Exhibit Chico

Chico Museum celebrates 25 years of preserving history

Chico Museum manager Melinda Rist outside the 107-year-old former Carnegie Library that houses the Chico Museum.

Chico Museum manager Melinda Rist outside the 107-year-old former Carnegie Library that houses the Chico Museum.

Photo By jason cassidy

Now showing: Amazing Grains: The Story of Rice in California and Beyond, through Feb. 5, 2012.
Chico Museum, 141 Salem St., 891-4336

When people ask Melinda Rist where Chico Museum is, they nod only after she says “across from The Bear.”

Rist is friendly with the owners of the Madison Bear Garden, the popular downtown eatery and night spot, but as the museum marks its 25th anniversary this year, the enthusiastic manager’s goal is for the Chico Museum to one day be the more recognizable landmark that leads people to the Second and Salem intersection.

“Truly, the museum is such a jewel. We’re proud to be the Chico Museum,” said Rist. “It’s such a privilege and honor to walk in the steps of the men and women who got it started.”

The museum building was originally one of some 2,500 Carnegie libraries built in the late-19th and early-20th centuries with money donated by steel tycoon Andrew Carnegie. In 1904, with a $10,000 gift from the philanthropist, Chico’s library was built and remained open at the downtown spot until the late-’70s.

In 1985, thanks in large part to the organization and fundraising done by Soropotomist International of Chico, work began to remodel the space and turn it into a museum.

Since opening in 1986, Chico Museum has hosted more than 90 exhibits, both permanent and rotating. Some have been borrowed from other organizations, but most—including this year’s Amazing Grains: The Story of Rice in California and Beyond exhibit—have been locally curated. Other notable exhibits have included The Adventures of Robin Hood, Chico Aviation History, 102 years of Chico Baseball and many featuring Chico artists, including Janet Turner, Ken Morrow, and many more.

Last year, 1,600 local school children visited the museum for The Secret World of Bees, which featured the Richard Marple Beekeeping History and Art Collection. So far for the rice exhibit, the museum has had 2,500 visitors, half of which have been school children and other youth groups.

The permanent exhibits include the Chinese Temple (currently offsite for cleaning), and the McIntyre Gallery (named for Soroptimist Valene McIntyre), which currently displays the agricultural history of the North Valley, as well as a timeline of Chico history from 1830-2000.

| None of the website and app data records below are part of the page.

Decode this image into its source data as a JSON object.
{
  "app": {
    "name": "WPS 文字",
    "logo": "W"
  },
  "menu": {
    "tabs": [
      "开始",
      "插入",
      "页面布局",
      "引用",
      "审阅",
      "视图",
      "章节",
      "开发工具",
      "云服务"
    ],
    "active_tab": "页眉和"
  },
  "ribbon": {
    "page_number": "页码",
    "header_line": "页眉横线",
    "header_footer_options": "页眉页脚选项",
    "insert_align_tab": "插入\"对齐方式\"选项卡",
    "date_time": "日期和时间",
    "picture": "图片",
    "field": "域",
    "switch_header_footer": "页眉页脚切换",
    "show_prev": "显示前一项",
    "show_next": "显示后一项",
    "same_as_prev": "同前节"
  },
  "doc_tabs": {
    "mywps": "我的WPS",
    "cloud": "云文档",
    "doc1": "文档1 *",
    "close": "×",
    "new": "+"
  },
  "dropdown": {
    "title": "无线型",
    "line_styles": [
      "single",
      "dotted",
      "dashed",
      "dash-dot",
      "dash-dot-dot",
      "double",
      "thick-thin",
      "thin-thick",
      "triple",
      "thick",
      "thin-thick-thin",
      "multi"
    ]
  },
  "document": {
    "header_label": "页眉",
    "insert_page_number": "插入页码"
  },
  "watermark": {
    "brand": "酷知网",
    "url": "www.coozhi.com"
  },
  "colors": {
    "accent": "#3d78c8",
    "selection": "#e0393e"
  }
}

Looking ahead, Rist is considering changes to the Chico timeline.

“There’s so much more to tell about the history of Chico. I’d like to turn the gallery into the history of Chico. We have the Chinese, and the Indians’ story to tell. I’m going to start knocking on doors for support for that. It’s not just the Bidwells and the Stansburys. It’s important to keep changing the museum. There are so many aspects to highlight and showcase.”

The Amazing Grains exhibit—on display through Feb. 5, 2012—features an impressive re-creation of a rice paddy environment, including 250 species that can be spotted in the life-like display.

Prior to the Gold Rush, California’s Central Valley was home to 4 million acres of wetlands. Today, a mere 5 percent survive.

The exhibit also includes a collection of yellowed newspaper clippings that chronicle advances in the regional rice industry. A wall-sized map of the world shows how citizens of different continents use rice and rice products, and you can even pick up some recipes for preparing rice and share a few of your own.

The museum and the Patrick Ranch south of Chico are operated under the umbrella of the Far West Heritage Association.

Rist, the only paid employee, has been the Chico Museum manager for about a year, after having volunteered there for a year. The museum board of directors has 12 members from various segments of the community, and Rist also enjoys help from about 15 volunteers, including Heather McCafferty and Audra Hoyt, two Chico State graduates who are the museum’s volunteer curators. “They both have master’s degrees, and bring creativity and history to it,” Rist said. “With the rice exhibit, they were constantly asking, ‘What will the farmers think? We want to make them proud.’ ”

In addition to the contributions of volunteers, the museum depends on donatations, and one way Rist said that people and organizations can help is by sponsoring field trips for $20 per class.

“We are really good about thanking our donors, because we would not be here without them. We don’t get state or city finds, but the city gives us the use of this building, which we’re grateful for.”